▶ Task to carry out: Please restate the data word for word, in full.

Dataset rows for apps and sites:
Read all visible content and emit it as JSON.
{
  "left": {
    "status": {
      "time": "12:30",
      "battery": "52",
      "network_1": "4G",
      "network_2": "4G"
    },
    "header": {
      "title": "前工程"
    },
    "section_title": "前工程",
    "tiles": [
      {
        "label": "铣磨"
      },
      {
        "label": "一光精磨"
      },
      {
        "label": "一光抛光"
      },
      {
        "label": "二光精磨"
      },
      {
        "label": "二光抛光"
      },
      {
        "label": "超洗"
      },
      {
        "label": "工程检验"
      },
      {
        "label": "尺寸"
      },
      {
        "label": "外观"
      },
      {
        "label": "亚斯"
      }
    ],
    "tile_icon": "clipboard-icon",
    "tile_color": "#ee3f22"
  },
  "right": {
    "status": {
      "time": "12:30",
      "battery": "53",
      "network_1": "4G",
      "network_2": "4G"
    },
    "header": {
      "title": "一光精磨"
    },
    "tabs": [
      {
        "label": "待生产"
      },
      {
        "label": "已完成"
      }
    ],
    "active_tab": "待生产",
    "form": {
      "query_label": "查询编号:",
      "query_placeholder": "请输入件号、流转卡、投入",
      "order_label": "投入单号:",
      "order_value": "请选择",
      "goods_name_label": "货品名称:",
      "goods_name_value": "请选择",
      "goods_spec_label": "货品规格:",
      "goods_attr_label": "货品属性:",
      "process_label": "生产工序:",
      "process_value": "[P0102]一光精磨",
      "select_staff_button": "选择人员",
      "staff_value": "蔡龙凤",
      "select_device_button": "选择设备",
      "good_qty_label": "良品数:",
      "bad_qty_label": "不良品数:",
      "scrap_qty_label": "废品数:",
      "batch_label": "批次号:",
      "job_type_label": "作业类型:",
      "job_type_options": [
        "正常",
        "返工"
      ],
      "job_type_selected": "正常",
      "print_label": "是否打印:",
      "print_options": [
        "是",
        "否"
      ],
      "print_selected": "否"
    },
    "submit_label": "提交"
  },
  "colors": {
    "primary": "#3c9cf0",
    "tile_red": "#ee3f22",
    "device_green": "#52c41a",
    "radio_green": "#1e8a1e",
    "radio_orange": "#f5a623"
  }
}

▶ Task solution:
Read all visible content and emit it as JSON.
{
  "left": {
    "status": {
      "time": "12:30",
      "battery": "52",
      "network_1": "4G",
      "network_2": "4G"
    },
    "header": {
      "title": "前工程"
    },
    "section_title": "前工程",
    "tiles": [
      {
        "label": "铣磨"
      },
      {
        "label": "一光精磨"
      },
      {
        "label": "一光抛光"
      },
      {
        "label": "二光精磨"
      },
      {
        "label": "二光抛光"
      },
      {
        "label": "超洗"
      },
      {
        "label": "工程检验"
      },
      {
        "label": "尺寸"
      },
      {
        "label": "外观"
      },
      {
        "label": "亚斯"
      }
    ],
    "tile_icon": "clipboard-icon",
    "tile_color": "#ee3f22"
  },
  "right": {
    "status": {
      "time": "12:30",
      "battery": "53",
      "network_1": "4G",
      "network_2": "4G"
    },
    "header": {
      "title": "一光精磨"
    },
    "tabs": [
      {
        "label": "待生产"
      },
      {
        "label": "已完成"
      }
    ],
    "active_tab": "待生产",
    "form": {
      "query_label": "查询编号:",
      "query_placeholder": "请输入件号、流转卡、投入",
      "order_label": "投入单号:",
      "order_value": "请选择",
      "goods_name_label": "货品名称:",
      "goods_name_value": "请选择",
      "goods_spec_label": "货品规格:",
      "goods_attr_label": "货品属性:",
      "process_label": "生产工序:",
      "process_value": "[P0102]一光精磨",
      "select_staff_button": "选择人员",
      "staff_value": "蔡龙凤",
      "select_device_button": "选择设备",
      "good_qty_label": "良品数:",
      "bad_qty_label": "不良品数:",
      "scrap_qty_label": "废品数:",
      "batch_label": "批次号:",
      "job_type_label": "作业类型:",
      "job_type_options": [
        "正常",
        "返工"
      ],
      "job_type_selected": "正常",
      "print_label": "是否打印:",
      "print_options": [
        "是",
        "否"
      ],
      "print_selected": "否"
    },
    "submit_label": "提交"
  },
  "colors": {
    "primary": "#3c9cf0",
    "tile_red": "#ee3f22",
    "device_green": "#52c41a",
    "radio_green": "#1e8a1e",
    "radio_orange": "#f5a623"
  }
}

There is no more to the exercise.